[The problem]:
Look through the records that follow. Copy every line containing the word "assembly".

+---+

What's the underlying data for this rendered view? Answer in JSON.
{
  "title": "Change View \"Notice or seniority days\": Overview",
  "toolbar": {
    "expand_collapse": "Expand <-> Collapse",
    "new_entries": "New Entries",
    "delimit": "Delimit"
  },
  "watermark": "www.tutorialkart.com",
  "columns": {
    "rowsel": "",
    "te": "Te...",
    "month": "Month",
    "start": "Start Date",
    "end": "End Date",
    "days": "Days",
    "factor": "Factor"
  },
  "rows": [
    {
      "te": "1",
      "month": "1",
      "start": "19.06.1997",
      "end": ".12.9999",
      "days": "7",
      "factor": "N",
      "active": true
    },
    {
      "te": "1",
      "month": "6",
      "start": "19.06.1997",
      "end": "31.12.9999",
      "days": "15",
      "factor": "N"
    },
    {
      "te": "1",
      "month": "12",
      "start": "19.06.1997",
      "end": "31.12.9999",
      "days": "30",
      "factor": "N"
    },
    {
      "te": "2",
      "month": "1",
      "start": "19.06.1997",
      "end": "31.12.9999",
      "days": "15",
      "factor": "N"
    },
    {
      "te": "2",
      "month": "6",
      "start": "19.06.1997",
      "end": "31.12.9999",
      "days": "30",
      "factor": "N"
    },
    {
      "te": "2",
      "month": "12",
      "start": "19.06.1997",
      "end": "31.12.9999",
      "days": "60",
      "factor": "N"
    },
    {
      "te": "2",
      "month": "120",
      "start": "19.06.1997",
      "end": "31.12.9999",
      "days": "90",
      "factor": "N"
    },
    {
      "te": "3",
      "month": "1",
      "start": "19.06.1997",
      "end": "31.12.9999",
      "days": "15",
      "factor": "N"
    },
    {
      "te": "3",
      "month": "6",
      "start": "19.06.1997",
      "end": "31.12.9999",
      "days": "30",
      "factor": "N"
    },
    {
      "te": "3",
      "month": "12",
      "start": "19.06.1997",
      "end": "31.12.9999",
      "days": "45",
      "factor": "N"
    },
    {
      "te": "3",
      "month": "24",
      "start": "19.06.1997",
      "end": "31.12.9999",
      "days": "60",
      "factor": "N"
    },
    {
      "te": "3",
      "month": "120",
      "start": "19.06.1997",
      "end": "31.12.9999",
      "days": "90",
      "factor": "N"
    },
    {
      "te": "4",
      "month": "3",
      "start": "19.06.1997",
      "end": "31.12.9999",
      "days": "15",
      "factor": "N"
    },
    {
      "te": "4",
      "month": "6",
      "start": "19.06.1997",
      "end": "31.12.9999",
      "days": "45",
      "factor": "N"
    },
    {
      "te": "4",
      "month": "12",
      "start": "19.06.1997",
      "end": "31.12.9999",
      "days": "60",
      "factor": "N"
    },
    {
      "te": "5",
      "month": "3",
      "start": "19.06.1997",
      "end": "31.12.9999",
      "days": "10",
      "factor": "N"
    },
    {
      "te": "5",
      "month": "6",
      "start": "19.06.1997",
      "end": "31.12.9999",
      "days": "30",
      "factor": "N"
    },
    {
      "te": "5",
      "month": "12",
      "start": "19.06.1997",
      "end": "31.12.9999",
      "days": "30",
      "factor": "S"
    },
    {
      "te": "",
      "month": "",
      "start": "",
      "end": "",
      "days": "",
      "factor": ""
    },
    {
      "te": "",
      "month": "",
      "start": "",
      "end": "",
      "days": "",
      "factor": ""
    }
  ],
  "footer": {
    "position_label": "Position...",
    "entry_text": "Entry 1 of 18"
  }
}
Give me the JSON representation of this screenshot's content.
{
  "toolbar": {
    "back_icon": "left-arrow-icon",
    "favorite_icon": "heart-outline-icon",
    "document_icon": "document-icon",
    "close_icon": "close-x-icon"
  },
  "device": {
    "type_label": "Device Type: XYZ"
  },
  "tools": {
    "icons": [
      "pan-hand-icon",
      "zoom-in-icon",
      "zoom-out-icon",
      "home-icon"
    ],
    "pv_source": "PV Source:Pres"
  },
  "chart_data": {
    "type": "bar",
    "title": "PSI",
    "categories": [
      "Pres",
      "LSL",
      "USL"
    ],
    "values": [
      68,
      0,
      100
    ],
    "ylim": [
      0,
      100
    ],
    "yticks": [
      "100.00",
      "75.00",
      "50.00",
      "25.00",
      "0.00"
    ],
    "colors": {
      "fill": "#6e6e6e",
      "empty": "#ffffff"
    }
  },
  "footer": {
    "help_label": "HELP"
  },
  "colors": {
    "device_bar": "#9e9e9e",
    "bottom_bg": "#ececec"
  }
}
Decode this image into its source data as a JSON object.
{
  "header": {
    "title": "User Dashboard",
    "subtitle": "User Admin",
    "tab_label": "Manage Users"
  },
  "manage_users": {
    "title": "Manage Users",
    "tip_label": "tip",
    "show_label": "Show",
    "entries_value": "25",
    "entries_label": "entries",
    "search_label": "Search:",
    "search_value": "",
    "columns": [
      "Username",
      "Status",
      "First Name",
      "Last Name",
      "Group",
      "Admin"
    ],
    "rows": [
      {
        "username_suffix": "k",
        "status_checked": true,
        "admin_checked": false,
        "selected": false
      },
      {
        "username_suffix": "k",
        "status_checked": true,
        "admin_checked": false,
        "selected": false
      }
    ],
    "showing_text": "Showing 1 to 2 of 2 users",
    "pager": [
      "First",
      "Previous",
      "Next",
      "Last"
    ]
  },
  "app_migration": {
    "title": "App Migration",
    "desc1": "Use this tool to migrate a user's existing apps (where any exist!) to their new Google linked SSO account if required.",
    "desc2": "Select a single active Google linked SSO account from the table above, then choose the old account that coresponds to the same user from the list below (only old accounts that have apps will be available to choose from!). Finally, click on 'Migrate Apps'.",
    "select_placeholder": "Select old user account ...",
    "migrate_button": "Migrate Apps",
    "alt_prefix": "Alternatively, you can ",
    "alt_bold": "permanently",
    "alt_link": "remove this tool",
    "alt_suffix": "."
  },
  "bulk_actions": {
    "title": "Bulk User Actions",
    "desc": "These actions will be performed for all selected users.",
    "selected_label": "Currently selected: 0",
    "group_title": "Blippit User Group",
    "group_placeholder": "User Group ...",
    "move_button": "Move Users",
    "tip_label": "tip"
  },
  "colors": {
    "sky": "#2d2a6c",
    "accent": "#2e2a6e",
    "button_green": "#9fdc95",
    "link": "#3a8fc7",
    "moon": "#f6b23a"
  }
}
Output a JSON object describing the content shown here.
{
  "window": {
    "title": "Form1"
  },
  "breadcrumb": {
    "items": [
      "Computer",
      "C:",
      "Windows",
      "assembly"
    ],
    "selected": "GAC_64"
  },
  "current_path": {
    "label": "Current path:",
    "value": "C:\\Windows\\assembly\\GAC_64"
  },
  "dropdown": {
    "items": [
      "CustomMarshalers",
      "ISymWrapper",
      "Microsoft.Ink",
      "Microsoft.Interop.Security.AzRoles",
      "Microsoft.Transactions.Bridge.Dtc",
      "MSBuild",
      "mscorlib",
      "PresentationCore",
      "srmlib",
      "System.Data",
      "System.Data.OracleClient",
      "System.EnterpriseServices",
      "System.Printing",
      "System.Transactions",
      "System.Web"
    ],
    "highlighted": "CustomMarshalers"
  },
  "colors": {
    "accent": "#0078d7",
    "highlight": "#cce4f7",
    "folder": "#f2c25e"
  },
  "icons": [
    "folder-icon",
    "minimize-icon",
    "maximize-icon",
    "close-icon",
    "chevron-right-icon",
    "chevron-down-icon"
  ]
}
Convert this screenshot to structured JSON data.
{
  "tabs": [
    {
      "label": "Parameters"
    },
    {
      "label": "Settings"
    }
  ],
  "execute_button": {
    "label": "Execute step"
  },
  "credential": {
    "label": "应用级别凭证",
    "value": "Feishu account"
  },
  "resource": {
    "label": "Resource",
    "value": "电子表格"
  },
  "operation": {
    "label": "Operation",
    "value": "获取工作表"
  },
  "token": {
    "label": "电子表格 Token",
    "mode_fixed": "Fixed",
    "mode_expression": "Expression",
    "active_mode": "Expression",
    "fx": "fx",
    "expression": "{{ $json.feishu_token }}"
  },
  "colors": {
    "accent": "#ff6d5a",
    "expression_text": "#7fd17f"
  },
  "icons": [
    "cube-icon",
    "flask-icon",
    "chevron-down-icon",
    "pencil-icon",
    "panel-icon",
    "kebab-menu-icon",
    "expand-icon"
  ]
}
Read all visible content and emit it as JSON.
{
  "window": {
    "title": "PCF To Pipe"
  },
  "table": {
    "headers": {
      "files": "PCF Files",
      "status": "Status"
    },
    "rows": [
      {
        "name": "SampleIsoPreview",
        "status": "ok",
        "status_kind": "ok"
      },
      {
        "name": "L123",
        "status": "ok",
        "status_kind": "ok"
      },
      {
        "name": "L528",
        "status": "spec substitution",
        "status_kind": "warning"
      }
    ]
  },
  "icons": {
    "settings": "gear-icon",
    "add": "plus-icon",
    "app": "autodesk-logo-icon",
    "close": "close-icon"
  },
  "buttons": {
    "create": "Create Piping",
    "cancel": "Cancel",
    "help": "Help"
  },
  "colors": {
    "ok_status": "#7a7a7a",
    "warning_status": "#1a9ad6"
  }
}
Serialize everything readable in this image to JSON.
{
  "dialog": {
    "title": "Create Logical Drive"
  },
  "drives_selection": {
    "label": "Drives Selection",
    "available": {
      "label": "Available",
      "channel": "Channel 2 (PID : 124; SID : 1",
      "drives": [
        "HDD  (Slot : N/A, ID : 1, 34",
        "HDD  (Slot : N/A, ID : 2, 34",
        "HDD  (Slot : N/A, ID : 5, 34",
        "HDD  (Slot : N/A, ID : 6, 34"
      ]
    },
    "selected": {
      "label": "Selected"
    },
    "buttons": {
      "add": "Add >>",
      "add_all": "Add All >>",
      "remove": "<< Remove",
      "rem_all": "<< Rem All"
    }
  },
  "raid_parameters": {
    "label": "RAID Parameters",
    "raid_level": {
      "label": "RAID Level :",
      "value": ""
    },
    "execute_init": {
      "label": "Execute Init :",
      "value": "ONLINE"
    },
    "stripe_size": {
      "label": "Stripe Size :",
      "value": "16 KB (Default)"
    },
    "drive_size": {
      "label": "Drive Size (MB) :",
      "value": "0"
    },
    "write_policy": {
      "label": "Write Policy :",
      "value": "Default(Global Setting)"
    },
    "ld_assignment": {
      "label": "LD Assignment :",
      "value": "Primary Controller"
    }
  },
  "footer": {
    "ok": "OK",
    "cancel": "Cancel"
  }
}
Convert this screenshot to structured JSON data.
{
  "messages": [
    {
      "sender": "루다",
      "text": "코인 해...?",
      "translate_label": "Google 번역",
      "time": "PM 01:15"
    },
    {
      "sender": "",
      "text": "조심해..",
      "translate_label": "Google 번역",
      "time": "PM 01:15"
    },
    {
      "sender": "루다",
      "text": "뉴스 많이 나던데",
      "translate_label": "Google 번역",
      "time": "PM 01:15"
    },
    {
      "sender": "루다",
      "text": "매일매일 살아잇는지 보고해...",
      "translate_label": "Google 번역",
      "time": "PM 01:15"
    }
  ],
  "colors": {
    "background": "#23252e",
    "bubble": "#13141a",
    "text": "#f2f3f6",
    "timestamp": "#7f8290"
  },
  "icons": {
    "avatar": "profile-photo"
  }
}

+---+

[Solution to this problem]:
      "assembly"
    "value": "C:\\Windows\\assembly\\GAC_64"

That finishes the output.